▸ **About this task**
Return every line of the data that contains the string "shortcut".

▸ **Records for this task**
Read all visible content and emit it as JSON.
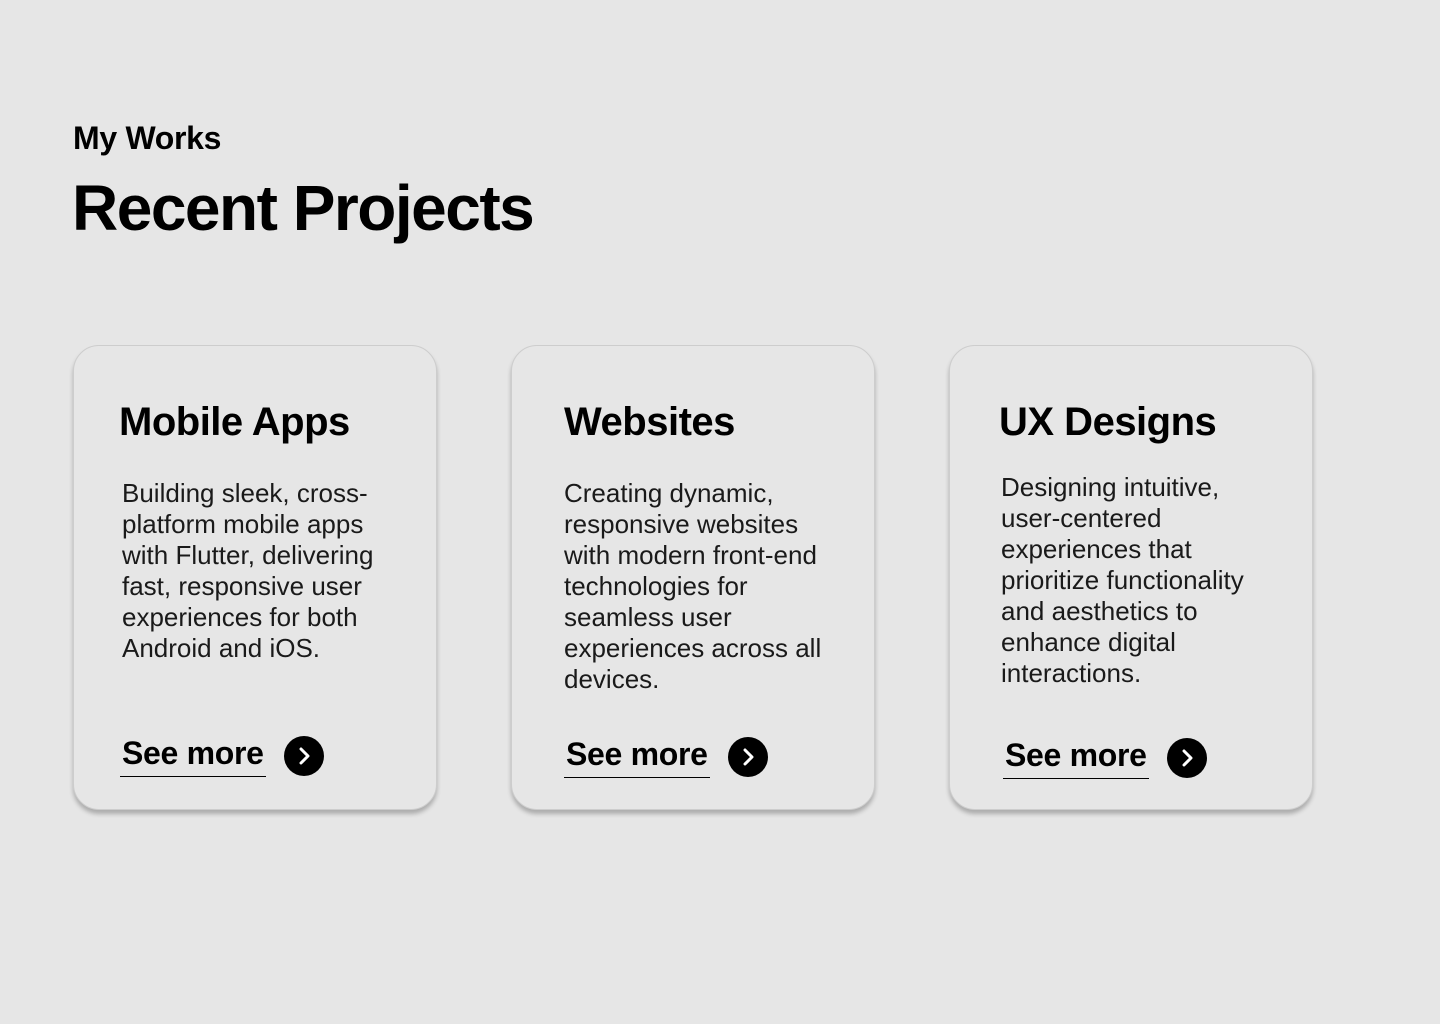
{
  "header": {
    "eyebrow": "My Works",
    "title": "Recent Projects"
  },
  "cards": [
    {
      "title": "Mobile Apps",
      "description": "Building sleek, cross-\nplatform mobile apps\nwith Flutter, delivering\nfast, responsive user\nexperiences for both\nAndroid and iOS.",
      "link_label": "See more",
      "icon": "chevron-right-icon"
    },
    {
      "title": "Websites",
      "description": "Creating dynamic,\nresponsive websites\nwith modern front-end\ntechnologies for\nseamless user\nexperiences across all\ndevices.",
      "link_label": "See more",
      "icon": "chevron-right-icon"
    },
    {
      "title": "UX Designs",
      "description": "Designing intuitive,\nuser-centered\nexperiences that\nprioritize functionality\nand aesthetics to\nenhance digital\ninteractions.",
      "link_label": "See more",
      "icon": "chevron-right-icon"
    }
  ],
  "colors": {
    "background": "#e6e6e6",
    "text": "#000000",
    "card_border": "#cdcdcd",
    "button": "#000000"
  }
}
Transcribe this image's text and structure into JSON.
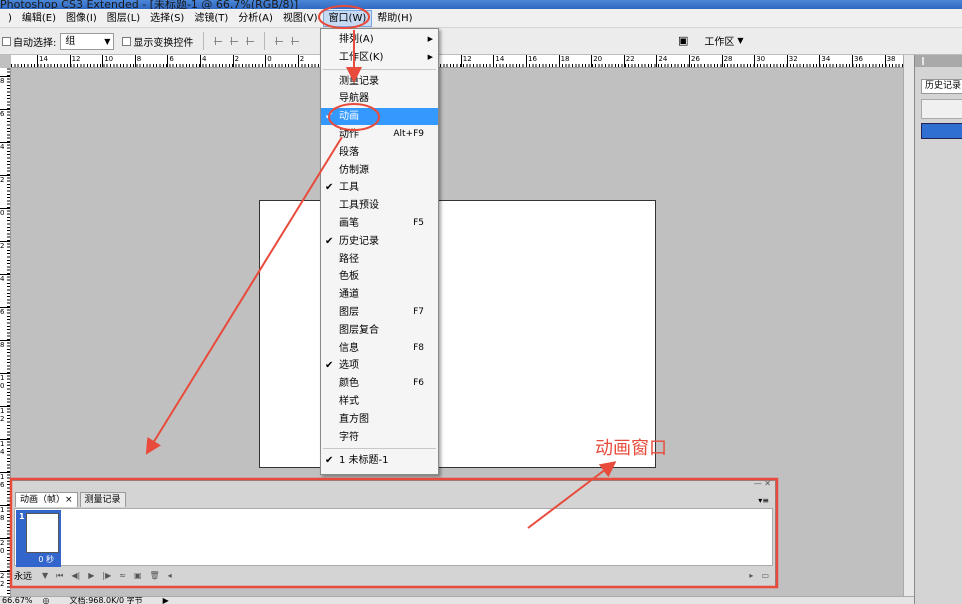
{
  "app": {
    "title": "Photoshop CS3 Extended - [未标题-1 @ 66.7%(RGB/8)]"
  },
  "menubar": {
    "items": [
      "编辑(E)",
      "图像(I)",
      "图层(L)",
      "选择(S)",
      "滤镜(T)",
      "分析(A)",
      "视图(V)",
      "窗口(W)",
      "帮助(H)"
    ],
    "active": "窗口(W)"
  },
  "optionsbar": {
    "auto_select_label": "自动选择:",
    "group_value": "组",
    "transform_label": "显示变换控件",
    "workspace_label": "工作区"
  },
  "rulers": {
    "top": [
      "14",
      "12",
      "10",
      "8",
      "6",
      "4",
      "2",
      "0",
      "2",
      "4",
      "6",
      "8",
      "10",
      "12",
      "14",
      "16",
      "18",
      "20",
      "22",
      "24",
      "26",
      "28",
      "30",
      "32",
      "34",
      "36",
      "38"
    ],
    "left": [
      "8",
      "6",
      "4",
      "2",
      "0",
      "2",
      "4",
      "6",
      "8",
      "1 0",
      "1 2",
      "1 4",
      "1 6",
      "1 8",
      "2 0",
      "2 2",
      "2 4"
    ]
  },
  "window_menu": {
    "items": [
      {
        "label": "排列(A)",
        "submenu": true
      },
      {
        "label": "工作区(K)",
        "submenu": true
      },
      {
        "label": "测量记录"
      },
      {
        "label": "导航器"
      },
      {
        "label": "动画",
        "checked": true,
        "highlighted": true
      },
      {
        "label": "动作",
        "shortcut": "Alt+F9"
      },
      {
        "label": "段落"
      },
      {
        "label": "仿制源"
      },
      {
        "label": "工具",
        "checked": true
      },
      {
        "label": "工具预设"
      },
      {
        "label": "画笔",
        "shortcut": "F5"
      },
      {
        "label": "历史记录",
        "checked": true
      },
      {
        "label": "路径"
      },
      {
        "label": "色板"
      },
      {
        "label": "通道"
      },
      {
        "label": "图层",
        "shortcut": "F7"
      },
      {
        "label": "图层复合"
      },
      {
        "label": "信息",
        "shortcut": "F8"
      },
      {
        "label": "选项",
        "checked": true
      },
      {
        "label": "颜色",
        "shortcut": "F6"
      },
      {
        "label": "样式"
      },
      {
        "label": "直方图"
      },
      {
        "label": "字符"
      },
      {
        "label": "1 未标题-1",
        "checked": true
      }
    ]
  },
  "right_panel": {
    "tab_label": "历史记录"
  },
  "animation_panel": {
    "tabs": [
      "动画（帧）×",
      "测量记录"
    ],
    "frame_number": "1",
    "frame_delay": "0 秒",
    "loop": "永远"
  },
  "statusbar": {
    "zoom": "66.67%",
    "doc_info": "文档:968.0K/0 字节"
  },
  "annotation": {
    "label": "动画窗口",
    "color": "#e84b3c"
  }
}
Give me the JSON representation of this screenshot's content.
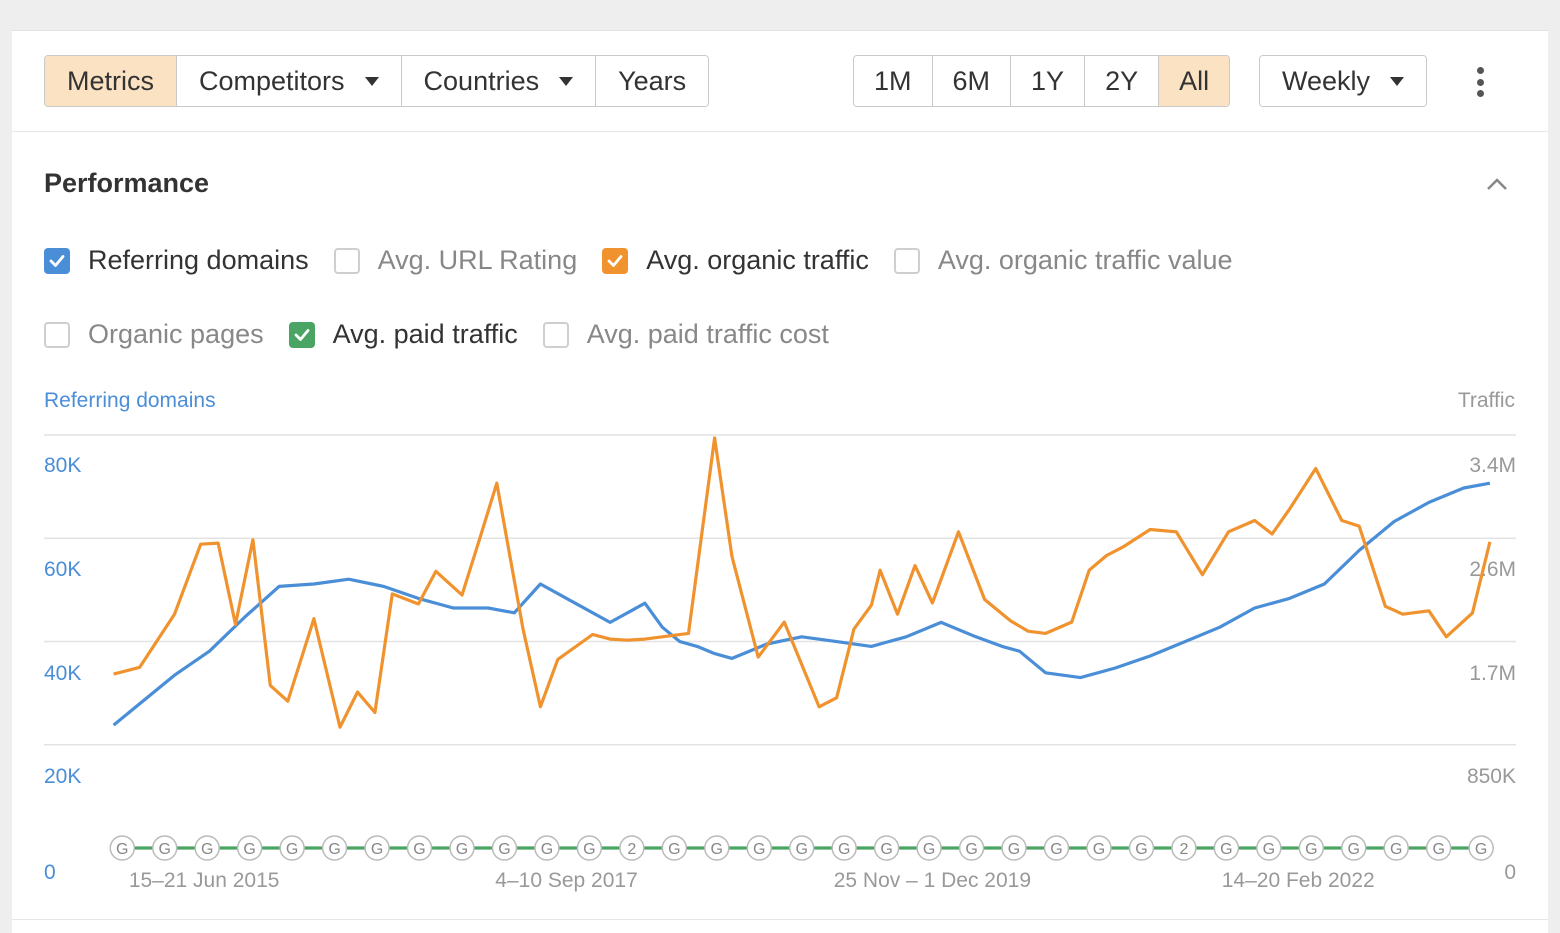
{
  "toolbar": {
    "left_buttons": [
      {
        "label": "Metrics",
        "active": true,
        "dropdown": false
      },
      {
        "label": "Competitors",
        "active": false,
        "dropdown": true
      },
      {
        "label": "Countries",
        "active": false,
        "dropdown": true
      },
      {
        "label": "Years",
        "active": false,
        "dropdown": false
      }
    ],
    "range_buttons": [
      {
        "label": "1M",
        "active": false
      },
      {
        "label": "6M",
        "active": false
      },
      {
        "label": "1Y",
        "active": false
      },
      {
        "label": "2Y",
        "active": false
      },
      {
        "label": "All",
        "active": true
      }
    ],
    "interval": {
      "label": "Weekly"
    }
  },
  "panel": {
    "title": "Performance"
  },
  "checkboxes": [
    {
      "label": "Referring domains",
      "checked": true,
      "color": "#4a8ed8"
    },
    {
      "label": "Avg. URL Rating",
      "checked": false,
      "color": ""
    },
    {
      "label": "Avg. organic traffic",
      "checked": true,
      "color": "#f0932e"
    },
    {
      "label": "Avg. organic traffic value",
      "checked": false,
      "color": ""
    },
    {
      "label": "Organic pages",
      "checked": false,
      "color": ""
    },
    {
      "label": "Avg. paid traffic",
      "checked": true,
      "color": "#4aa564"
    },
    {
      "label": "Avg. paid traffic cost",
      "checked": false,
      "color": ""
    }
  ],
  "colors": {
    "accent": "#fbe2c3",
    "blue": "#4a8ed8",
    "orange": "#f0932e",
    "green": "#4aa564",
    "grid": "#e3e3e3"
  },
  "chart_data": {
    "type": "line",
    "left_axis_title": "Referring domains",
    "right_axis_title": "Traffic",
    "left_ticks": [
      "80K",
      "60K",
      "40K",
      "20K",
      "0"
    ],
    "right_ticks": [
      "3.4M",
      "2.6M",
      "1.7M",
      "850K",
      "0"
    ],
    "ylim_left": [
      0,
      80000
    ],
    "ylim_right": [
      0,
      3400000
    ],
    "x_labels": [
      "15–21 Jun 2015",
      "4–10 Sep 2017",
      "25 Nov – 1 Dec 2019",
      "14–20 Feb 2022"
    ],
    "x_domain": [
      2015.2,
      2023.5
    ],
    "grid": true,
    "series": [
      {
        "name": "Referring domains",
        "axis": "left",
        "color": "#4a8ed8",
        "x": [
          2015.45,
          2015.8,
          2016.0,
          2016.2,
          2016.4,
          2016.6,
          2016.8,
          2017.0,
          2017.2,
          2017.4,
          2017.6,
          2017.75,
          2017.9,
          2018.1,
          2018.3,
          2018.5,
          2018.6,
          2018.7,
          2018.8,
          2018.9,
          2019.0,
          2019.2,
          2019.4,
          2019.6,
          2019.8,
          2020.0,
          2020.2,
          2020.4,
          2020.55,
          2020.65,
          2020.8,
          2021.0,
          2021.2,
          2021.4,
          2021.6,
          2021.8,
          2022.0,
          2022.2,
          2022.4,
          2022.6,
          2022.8,
          2023.0,
          2023.2,
          2023.35
        ],
        "values": [
          25600,
          36000,
          41000,
          48000,
          54500,
          55000,
          56000,
          54500,
          52000,
          50000,
          50000,
          49000,
          55000,
          51000,
          47000,
          51000,
          46000,
          43000,
          42000,
          40500,
          39500,
          42500,
          44000,
          43000,
          42000,
          44000,
          47000,
          44000,
          42000,
          41000,
          36500,
          35500,
          37500,
          40000,
          43000,
          46000,
          50000,
          52000,
          55000,
          62000,
          68000,
          72000,
          75000,
          76000
        ]
      },
      {
        "name": "Avg. organic traffic",
        "axis": "right",
        "color": "#f0932e",
        "x": [
          2015.45,
          2015.6,
          2015.8,
          2015.95,
          2016.05,
          2016.15,
          2016.25,
          2016.35,
          2016.45,
          2016.6,
          2016.75,
          2016.85,
          2016.95,
          2017.05,
          2017.2,
          2017.3,
          2017.45,
          2017.55,
          2017.65,
          2017.8,
          2017.9,
          2018.0,
          2018.1,
          2018.2,
          2018.3,
          2018.4,
          2018.5,
          2018.6,
          2018.75,
          2018.9,
          2019.0,
          2019.15,
          2019.3,
          2019.5,
          2019.6,
          2019.7,
          2019.8,
          2019.85,
          2019.95,
          2020.05,
          2020.15,
          2020.3,
          2020.45,
          2020.6,
          2020.7,
          2020.8,
          2020.95,
          2021.05,
          2021.15,
          2021.25,
          2021.4,
          2021.55,
          2021.7,
          2021.85,
          2022.0,
          2022.1,
          2022.2,
          2022.35,
          2022.5,
          2022.6,
          2022.75,
          2022.85,
          2023.0,
          2023.1,
          2023.25,
          2023.35
        ],
        "values": [
          1540000,
          1600000,
          2070000,
          2690000,
          2700000,
          1980000,
          2730000,
          1440000,
          1300000,
          2030000,
          1070000,
          1380000,
          1200000,
          2250000,
          2160000,
          2450000,
          2240000,
          2730000,
          3230000,
          1940000,
          1250000,
          1670000,
          1780000,
          1890000,
          1850000,
          1840000,
          1850000,
          1870000,
          1900000,
          3630000,
          2580000,
          1690000,
          2000000,
          1250000,
          1330000,
          1940000,
          2150000,
          2460000,
          2070000,
          2500000,
          2170000,
          2800000,
          2200000,
          2010000,
          1920000,
          1900000,
          2000000,
          2460000,
          2590000,
          2670000,
          2820000,
          2800000,
          2420000,
          2800000,
          2900000,
          2780000,
          3000000,
          3360000,
          2900000,
          2850000,
          2140000,
          2070000,
          2100000,
          1870000,
          2080000,
          2710000
        ]
      },
      {
        "name": "Avg. paid traffic",
        "axis": "right",
        "color": "#4aa564",
        "x": [
          2015.45,
          2023.35
        ],
        "values": [
          0,
          0
        ]
      }
    ],
    "annotations": [
      "G",
      "G",
      "G",
      "G",
      "G",
      "G",
      "G",
      "G",
      "G",
      "G",
      "G",
      "G",
      "2",
      "G",
      "G",
      "G",
      "G",
      "G",
      "G",
      "G",
      "G",
      "G",
      "G",
      "G",
      "G",
      "2",
      "G",
      "G",
      "G",
      "G",
      "G",
      "G",
      "G"
    ]
  }
}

▸ **Output of the exercise**
        "shortcut": "Alt+F9"
        "shortcut": "F5"
        "shortcut": "F7"
        "shortcut": "F8"
        "shortcut": "F6"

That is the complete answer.